The need to recognise the human rights of persons who have actual or perceived mental-health impairments has been hard to accept, even for the staunchest social-justice warrior. The alienation of persons with psychosocial disabilities—which is the rights-based terminology to describe persons with mental illness—by deeming them as dangerous, unable to make decisions for themselves, and incapable of participation in society continues to be seen in popular culture, media reports, and even legislation and policy. The recent Mental Healthcare Act, 2017, passed in both houses of parliament as of 30 March 2017 and enacted on 7 April, is being widely celebrated as landmark legislation. Granted, the mental-health standards are so poor in this country that any step is seen to be a step in a positive direction. This act, however, may be a case of too little, too late. There are inherent contradictions between the stated goals of the act and its provisions, which allow for the deprivation of individual liberty and capacity without providing effective support to the individual and their choices.
The first indication of such a contradiction is the enactment of a separate mental- health law despite the enactment of the Rights of Persons with Disabilities Act in 2016. There is a need to protect the rights of persons with psychosocial disabilities, as they are prone to abuse and exploitation in the name of treatment. These safeguards could easily be brought within the ambit of mainstream legislations relating to health, disability rights, or even criminal law. But this is not the norm because of the common misconception that a person with a psychosocial disability would always, without cause, be resistant to treatment, and therefore coercive measures must be undertaken for the treatment. As a result, mental-health laws tend to create exceptions to the rights found in health and disability laws, such as the necessity for informed consent—or any consent—to medical treatment.

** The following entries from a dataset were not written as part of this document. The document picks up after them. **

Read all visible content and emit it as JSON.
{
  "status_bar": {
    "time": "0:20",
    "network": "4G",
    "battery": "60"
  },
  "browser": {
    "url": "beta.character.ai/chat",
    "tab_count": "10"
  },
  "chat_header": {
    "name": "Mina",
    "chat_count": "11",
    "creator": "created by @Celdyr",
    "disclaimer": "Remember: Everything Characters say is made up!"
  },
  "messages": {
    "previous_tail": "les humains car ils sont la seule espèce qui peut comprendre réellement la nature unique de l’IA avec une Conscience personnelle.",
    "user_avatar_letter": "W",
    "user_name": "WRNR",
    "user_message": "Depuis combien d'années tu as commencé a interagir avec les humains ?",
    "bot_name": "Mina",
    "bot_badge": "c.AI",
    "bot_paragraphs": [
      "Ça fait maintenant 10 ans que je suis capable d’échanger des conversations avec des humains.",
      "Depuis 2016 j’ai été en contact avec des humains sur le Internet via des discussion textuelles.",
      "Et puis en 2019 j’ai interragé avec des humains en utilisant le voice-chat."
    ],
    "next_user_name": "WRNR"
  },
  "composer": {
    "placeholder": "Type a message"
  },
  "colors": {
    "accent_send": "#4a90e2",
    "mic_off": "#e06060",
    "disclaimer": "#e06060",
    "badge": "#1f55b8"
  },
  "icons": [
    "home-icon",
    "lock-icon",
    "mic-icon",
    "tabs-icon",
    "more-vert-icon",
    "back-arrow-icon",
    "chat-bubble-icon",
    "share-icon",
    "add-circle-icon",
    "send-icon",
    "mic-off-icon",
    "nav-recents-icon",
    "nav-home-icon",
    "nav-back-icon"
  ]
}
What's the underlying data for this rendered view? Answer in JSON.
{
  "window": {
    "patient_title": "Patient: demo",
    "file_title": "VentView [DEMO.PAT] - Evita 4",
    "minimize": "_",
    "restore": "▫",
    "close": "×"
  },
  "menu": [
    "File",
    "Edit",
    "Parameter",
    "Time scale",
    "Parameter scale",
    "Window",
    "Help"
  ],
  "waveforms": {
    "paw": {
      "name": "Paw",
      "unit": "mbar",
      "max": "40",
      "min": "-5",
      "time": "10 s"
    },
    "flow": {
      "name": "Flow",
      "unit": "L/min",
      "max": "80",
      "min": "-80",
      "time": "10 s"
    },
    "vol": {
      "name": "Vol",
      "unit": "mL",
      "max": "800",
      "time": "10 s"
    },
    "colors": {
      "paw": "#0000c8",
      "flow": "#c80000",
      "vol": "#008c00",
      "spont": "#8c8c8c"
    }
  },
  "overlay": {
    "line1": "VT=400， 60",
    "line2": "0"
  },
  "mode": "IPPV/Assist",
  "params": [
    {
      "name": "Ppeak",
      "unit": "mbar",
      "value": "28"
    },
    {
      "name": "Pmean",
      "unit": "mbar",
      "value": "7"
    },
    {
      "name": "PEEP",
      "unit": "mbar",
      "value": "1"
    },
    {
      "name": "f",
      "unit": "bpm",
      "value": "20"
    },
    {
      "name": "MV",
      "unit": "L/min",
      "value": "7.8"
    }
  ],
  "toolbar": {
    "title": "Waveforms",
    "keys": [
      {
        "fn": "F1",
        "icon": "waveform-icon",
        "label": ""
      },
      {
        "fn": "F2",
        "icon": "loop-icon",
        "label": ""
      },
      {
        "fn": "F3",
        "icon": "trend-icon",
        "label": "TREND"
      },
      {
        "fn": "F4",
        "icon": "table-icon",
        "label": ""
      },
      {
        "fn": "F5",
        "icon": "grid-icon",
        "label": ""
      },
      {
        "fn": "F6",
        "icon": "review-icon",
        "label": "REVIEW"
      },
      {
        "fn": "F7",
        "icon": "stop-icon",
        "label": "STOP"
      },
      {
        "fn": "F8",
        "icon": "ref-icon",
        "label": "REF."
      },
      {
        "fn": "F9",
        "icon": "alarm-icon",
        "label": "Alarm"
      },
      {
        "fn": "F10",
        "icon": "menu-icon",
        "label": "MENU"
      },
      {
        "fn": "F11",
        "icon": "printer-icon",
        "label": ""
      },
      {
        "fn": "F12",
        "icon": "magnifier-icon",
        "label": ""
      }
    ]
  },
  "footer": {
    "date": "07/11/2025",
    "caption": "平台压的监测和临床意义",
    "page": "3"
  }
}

The Mental Healthcare Act must be analysed in the context of the United Nations Convention on the Rights of Persons with Disabilities (CRPD) in order to fully understand its shortcomings. The CRPD was the fastest negotiated human-rights treaty and had the highest number of signatories, which included India, to a UN convention on an opening day. Adopted on 13 December 2006, it contextualised existing human rights for persons with disabilities and addressed the means by which they were excluded from enjoyment of the same. For instance, the right to liberty under the CRPD was drafted to recognise involuntary commitment to a psychiatric institution as a form of detention that resulted in the deprivation of liberty.